* _What you are asked to do_:
Every line in the listing below that holds the word "JSON" should be returned.
Material for the task below:
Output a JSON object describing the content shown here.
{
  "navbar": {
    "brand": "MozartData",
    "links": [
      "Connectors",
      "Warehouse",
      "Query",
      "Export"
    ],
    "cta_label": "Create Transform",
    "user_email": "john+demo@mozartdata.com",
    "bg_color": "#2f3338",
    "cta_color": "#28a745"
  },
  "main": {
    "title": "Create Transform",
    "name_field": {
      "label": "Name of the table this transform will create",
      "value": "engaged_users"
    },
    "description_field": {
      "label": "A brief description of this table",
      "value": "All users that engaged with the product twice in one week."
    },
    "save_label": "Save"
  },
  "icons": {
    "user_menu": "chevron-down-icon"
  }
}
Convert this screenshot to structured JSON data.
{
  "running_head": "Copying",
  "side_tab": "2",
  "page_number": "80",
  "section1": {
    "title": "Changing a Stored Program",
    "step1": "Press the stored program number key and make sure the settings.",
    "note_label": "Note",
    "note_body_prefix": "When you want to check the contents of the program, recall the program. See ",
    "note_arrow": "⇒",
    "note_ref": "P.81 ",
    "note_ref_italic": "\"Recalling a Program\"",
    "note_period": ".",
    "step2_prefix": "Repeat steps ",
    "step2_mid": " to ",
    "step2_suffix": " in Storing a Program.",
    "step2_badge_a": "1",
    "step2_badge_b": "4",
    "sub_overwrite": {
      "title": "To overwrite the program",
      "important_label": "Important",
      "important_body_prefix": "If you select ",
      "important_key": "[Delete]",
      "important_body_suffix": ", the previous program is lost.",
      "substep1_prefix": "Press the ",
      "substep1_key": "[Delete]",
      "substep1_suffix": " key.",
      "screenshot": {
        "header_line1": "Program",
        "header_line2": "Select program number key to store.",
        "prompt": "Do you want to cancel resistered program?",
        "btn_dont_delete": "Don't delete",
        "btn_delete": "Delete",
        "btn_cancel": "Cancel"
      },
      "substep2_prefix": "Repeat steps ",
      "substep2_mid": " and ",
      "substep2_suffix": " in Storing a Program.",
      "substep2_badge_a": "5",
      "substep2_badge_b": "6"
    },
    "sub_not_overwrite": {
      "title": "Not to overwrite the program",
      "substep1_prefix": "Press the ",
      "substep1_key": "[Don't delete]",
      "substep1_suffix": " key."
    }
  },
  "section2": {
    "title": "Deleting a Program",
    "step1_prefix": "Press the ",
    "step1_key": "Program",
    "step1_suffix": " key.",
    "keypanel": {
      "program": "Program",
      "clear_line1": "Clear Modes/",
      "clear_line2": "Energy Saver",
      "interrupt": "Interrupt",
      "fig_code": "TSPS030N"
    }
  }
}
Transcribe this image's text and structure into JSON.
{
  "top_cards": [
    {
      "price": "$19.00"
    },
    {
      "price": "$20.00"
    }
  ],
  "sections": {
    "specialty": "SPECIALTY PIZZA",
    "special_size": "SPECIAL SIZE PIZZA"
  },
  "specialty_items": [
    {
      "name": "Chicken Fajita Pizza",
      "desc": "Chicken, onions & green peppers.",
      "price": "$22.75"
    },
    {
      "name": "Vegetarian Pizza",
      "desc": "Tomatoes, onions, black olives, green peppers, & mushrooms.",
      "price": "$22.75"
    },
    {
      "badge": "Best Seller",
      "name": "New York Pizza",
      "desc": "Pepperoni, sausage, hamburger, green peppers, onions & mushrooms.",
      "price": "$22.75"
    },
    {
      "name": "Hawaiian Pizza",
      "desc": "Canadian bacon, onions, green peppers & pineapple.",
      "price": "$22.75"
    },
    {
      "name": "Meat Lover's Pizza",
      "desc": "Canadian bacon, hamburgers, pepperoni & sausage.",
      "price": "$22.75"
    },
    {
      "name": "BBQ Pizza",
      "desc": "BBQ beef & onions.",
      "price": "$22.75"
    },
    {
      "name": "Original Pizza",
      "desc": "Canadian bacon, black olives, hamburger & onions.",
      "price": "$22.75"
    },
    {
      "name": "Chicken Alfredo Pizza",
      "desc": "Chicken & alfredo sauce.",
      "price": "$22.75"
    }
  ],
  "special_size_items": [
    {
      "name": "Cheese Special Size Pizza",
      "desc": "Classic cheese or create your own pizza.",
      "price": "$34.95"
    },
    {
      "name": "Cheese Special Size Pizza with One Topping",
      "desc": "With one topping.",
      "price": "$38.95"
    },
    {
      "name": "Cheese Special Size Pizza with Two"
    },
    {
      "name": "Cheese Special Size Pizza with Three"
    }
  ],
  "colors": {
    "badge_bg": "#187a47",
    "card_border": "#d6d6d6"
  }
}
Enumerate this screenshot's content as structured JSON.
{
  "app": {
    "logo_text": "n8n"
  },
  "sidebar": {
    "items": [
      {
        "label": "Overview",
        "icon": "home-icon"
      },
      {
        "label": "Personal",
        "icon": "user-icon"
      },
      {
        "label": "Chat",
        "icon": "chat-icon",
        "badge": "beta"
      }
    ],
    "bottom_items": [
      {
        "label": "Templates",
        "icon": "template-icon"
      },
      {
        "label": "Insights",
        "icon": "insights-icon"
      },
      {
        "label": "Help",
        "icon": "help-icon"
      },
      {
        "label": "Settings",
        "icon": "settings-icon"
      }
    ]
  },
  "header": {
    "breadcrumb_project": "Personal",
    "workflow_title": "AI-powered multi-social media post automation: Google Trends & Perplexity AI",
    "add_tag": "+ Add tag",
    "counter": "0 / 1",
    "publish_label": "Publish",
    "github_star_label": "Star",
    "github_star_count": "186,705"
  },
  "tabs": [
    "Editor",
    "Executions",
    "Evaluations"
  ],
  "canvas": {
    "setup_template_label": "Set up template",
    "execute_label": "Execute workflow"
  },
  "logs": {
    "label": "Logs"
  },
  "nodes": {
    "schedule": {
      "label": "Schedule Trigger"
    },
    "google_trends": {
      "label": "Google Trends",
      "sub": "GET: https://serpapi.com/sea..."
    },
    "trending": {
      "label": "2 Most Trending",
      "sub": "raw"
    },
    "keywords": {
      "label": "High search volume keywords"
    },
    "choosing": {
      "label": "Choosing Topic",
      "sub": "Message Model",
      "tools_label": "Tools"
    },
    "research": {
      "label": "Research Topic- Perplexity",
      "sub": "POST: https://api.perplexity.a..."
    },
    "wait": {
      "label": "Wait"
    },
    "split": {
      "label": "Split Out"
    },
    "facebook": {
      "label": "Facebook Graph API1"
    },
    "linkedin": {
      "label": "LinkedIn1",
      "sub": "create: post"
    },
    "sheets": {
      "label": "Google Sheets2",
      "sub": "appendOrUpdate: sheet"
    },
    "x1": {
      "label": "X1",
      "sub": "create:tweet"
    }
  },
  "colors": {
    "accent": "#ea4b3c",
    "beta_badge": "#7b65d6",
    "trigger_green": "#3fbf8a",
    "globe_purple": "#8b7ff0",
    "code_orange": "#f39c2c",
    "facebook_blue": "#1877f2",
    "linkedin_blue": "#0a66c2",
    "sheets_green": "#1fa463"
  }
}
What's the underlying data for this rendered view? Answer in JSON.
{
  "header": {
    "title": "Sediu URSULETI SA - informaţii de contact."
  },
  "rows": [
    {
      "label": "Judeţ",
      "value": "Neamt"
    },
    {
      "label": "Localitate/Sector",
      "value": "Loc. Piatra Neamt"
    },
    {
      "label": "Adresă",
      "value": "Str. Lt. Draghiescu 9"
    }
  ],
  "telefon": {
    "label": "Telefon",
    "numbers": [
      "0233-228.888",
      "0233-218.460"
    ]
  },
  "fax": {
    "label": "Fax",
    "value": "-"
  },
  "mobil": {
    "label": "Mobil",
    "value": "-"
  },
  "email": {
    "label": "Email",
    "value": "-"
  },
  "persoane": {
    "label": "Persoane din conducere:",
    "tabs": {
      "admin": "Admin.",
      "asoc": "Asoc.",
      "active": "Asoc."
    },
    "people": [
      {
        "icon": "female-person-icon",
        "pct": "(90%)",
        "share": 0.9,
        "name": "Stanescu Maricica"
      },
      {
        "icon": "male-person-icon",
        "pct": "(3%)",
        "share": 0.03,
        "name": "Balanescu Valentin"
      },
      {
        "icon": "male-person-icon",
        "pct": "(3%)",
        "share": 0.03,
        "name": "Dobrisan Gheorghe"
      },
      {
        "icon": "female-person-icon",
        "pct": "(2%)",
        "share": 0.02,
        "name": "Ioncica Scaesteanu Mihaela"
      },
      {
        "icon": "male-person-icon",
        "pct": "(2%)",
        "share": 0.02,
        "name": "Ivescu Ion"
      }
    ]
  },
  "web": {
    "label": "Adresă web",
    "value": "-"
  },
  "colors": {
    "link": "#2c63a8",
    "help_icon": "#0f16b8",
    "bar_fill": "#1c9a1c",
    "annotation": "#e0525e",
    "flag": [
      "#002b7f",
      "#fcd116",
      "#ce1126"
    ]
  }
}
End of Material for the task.
* _Task solution_:
Output a JSON object describing the content shown here.
Convert this screenshot to structured JSON data.
Transcribe this image's text and structure into JSON.
Enumerate this screenshot's content as structured JSON.
What's the underlying data for this rendered view? Answer in JSON.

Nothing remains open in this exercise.